Crystalline Structure of Cellulose in Wood after Chemical Modification Using Cyclic Acid Anhydrides (Maleic and Succinic)


  • Carmen-Alice Teacă Center of Advanced Research in Bionanoconjugates and Biopolymers, “Petru Poni” Institute of Macromolecular Chemistry


Wood, Acid anhydride, Chemical modification, Crystalline part, FT-IR spectroscopy, X-ray diffraction

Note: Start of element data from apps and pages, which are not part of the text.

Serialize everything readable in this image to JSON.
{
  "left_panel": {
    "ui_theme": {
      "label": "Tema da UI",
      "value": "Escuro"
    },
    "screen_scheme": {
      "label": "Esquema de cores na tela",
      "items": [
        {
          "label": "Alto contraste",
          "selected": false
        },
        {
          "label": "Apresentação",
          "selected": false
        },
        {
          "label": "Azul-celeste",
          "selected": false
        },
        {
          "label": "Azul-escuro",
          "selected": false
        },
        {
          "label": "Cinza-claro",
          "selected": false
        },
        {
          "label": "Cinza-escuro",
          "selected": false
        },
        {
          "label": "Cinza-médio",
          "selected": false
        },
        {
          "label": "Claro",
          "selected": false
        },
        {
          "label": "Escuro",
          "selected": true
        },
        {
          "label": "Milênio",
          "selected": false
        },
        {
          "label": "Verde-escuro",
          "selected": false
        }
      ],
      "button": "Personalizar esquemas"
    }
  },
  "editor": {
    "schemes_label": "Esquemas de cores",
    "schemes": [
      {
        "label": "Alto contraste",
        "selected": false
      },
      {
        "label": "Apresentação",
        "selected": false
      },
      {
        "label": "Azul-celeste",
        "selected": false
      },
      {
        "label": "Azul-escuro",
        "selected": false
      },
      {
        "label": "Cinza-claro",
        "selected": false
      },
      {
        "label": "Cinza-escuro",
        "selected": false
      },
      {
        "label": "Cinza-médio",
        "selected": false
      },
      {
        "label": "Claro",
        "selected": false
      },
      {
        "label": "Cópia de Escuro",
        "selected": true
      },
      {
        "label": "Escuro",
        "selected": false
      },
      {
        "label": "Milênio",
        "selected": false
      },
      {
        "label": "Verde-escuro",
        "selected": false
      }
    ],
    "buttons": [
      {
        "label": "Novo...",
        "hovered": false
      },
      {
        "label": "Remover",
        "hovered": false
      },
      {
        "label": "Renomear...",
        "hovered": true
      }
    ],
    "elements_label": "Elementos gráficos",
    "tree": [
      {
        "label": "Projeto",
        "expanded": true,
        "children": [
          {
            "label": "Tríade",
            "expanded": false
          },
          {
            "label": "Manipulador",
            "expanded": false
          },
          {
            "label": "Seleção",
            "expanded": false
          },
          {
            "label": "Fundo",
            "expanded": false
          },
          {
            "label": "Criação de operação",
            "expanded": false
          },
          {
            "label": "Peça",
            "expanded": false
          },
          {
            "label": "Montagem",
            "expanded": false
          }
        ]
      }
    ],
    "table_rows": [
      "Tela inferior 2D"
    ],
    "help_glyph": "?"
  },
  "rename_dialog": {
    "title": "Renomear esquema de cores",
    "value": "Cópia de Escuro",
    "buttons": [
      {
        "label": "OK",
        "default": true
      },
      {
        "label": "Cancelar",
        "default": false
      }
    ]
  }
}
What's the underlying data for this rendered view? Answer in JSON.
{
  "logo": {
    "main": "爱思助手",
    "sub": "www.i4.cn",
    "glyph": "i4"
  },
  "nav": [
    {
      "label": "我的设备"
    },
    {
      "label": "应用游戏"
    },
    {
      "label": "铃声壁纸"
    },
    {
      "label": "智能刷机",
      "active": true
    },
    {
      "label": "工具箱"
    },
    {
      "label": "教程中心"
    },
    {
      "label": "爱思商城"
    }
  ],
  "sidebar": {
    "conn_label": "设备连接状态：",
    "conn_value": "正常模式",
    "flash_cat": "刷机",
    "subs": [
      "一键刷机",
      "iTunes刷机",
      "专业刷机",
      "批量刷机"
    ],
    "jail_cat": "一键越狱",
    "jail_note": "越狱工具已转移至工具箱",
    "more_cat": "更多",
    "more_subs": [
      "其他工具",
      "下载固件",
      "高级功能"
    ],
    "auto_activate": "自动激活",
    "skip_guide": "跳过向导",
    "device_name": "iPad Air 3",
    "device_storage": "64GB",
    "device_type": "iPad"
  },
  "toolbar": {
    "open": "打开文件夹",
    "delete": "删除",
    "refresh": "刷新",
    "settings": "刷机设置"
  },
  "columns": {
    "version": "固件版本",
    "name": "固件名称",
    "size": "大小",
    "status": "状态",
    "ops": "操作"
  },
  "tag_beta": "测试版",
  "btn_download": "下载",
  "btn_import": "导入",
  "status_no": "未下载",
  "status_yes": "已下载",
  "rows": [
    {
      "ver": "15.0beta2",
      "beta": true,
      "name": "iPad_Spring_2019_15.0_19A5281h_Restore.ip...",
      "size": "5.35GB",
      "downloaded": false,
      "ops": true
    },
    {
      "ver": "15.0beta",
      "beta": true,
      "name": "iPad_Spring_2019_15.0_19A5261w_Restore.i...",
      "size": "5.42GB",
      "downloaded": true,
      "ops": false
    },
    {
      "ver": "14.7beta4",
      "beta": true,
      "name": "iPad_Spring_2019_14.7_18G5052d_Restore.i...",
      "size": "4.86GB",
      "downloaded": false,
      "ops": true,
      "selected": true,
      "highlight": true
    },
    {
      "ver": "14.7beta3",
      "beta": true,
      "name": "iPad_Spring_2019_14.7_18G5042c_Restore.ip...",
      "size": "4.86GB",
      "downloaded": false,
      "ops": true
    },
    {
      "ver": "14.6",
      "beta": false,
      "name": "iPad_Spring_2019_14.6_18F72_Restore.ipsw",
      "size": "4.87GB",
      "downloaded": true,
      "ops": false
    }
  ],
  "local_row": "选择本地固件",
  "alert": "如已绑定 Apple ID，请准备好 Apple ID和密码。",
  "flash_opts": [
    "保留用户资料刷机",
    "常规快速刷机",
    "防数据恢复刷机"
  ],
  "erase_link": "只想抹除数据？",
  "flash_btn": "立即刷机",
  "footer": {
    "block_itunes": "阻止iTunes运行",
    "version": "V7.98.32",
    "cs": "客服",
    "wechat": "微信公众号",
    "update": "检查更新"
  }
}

The chemical modification of wood can be directed to improve various properties, e.g., the dimensional stability, hardness properties, and/or durability properties, against weathering. In this study, a Romanian softwood species Abies alba L. was treated and chemically modified using two cyclic acid anhydrides, i.e., maleic and succinic, to improve its interfacial properties relative to unmodified wood. Structural changes, with focus on the evolution of crystalline part in wood after chemical modification, the water absorption, and the water repellent efficiency, were determined. Maleic anhydride exhibited a lower reactivity towards wood substrate than succinic anhydride, presumably because of their different chemical structure (maleic anhydride is very sensitive to the presence of water). It was found that the percentage of water absorption was diminished, primarily after the succinic anhydride treatment. The chemically modified wood was characterized via Fourier transform-infrared spectroscopy and wide-angle X-ray diffraction methods. The crystalline part from wood structure was evidenced in relation to the employed anhydride in chemical modification approach.






Research Article or Brief Communication